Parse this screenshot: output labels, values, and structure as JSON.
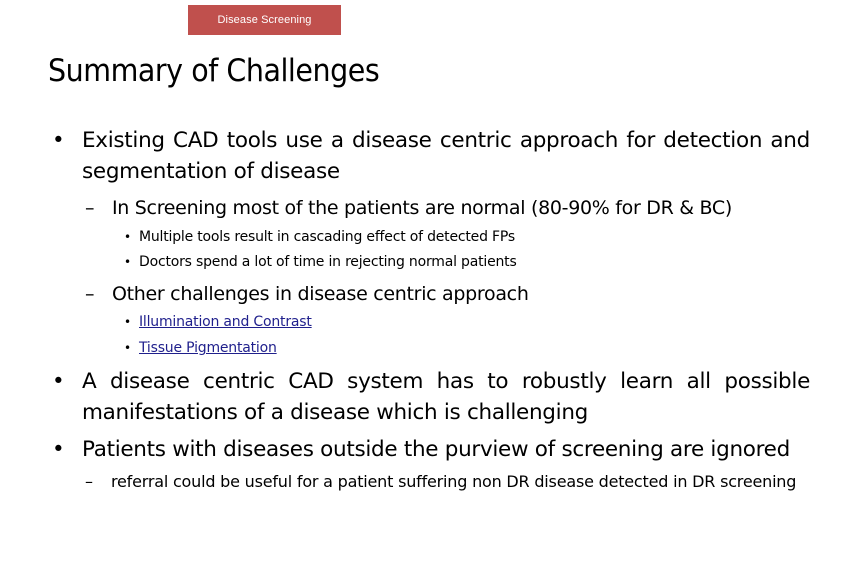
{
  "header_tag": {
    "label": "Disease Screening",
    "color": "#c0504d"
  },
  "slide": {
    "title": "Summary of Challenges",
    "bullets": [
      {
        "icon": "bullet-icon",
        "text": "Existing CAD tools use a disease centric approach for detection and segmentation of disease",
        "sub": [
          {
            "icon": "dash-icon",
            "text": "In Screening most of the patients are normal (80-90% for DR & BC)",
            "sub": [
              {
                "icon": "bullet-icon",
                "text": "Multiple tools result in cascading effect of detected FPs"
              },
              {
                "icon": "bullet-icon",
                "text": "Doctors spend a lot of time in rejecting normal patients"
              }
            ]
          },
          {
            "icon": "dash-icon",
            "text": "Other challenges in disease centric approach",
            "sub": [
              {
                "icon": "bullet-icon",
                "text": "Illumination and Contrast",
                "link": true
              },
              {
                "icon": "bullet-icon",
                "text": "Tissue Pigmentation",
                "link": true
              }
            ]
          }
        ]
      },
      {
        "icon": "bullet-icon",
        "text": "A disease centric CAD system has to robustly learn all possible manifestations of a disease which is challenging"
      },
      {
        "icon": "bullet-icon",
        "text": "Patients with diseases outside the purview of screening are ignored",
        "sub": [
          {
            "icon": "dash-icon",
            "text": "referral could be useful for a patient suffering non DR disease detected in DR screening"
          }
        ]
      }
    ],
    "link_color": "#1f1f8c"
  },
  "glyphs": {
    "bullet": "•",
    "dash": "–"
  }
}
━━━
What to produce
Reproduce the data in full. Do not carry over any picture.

Exercise solution
Parse this screenshot: output labels, values, and structure as JSON.
{
  "header_tag": {
    "label": "Disease Screening",
    "color": "#c0504d"
  },
  "slide": {
    "title": "Summary of Challenges",
    "bullets": [
      {
        "icon": "bullet-icon",
        "text": "Existing CAD tools use a disease centric approach for detection and segmentation of disease",
        "sub": [
          {
            "icon": "dash-icon",
            "text": "In Screening most of the patients are normal (80-90% for DR & BC)",
            "sub": [
              {
                "icon": "bullet-icon",
                "text": "Multiple tools result in cascading effect of detected FPs"
              },
              {
                "icon": "bullet-icon",
                "text": "Doctors spend a lot of time in rejecting normal patients"
              }
            ]
          },
          {
            "icon": "dash-icon",
            "text": "Other challenges in disease centric approach",
            "sub": [
              {
                "icon": "bullet-icon",
                "text": "Illumination and Contrast",
                "link": true
              },
              {
                "icon": "bullet-icon",
                "text": "Tissue Pigmentation",
                "link": true
              }
            ]
          }
        ]
      },
      {
        "icon": "bullet-icon",
        "text": "A disease centric CAD system has to robustly learn all possible manifestations of a disease which is challenging"
      },
      {
        "icon": "bullet-icon",
        "text": "Patients with diseases outside the purview of screening are ignored",
        "sub": [
          {
            "icon": "dash-icon",
            "text": "referral could be useful for a patient suffering non DR disease detected in DR screening"
          }
        ]
      }
    ],
    "link_color": "#1f1f8c"
  },
  "glyphs": {
    "bullet": "•",
    "dash": "–"
  }
}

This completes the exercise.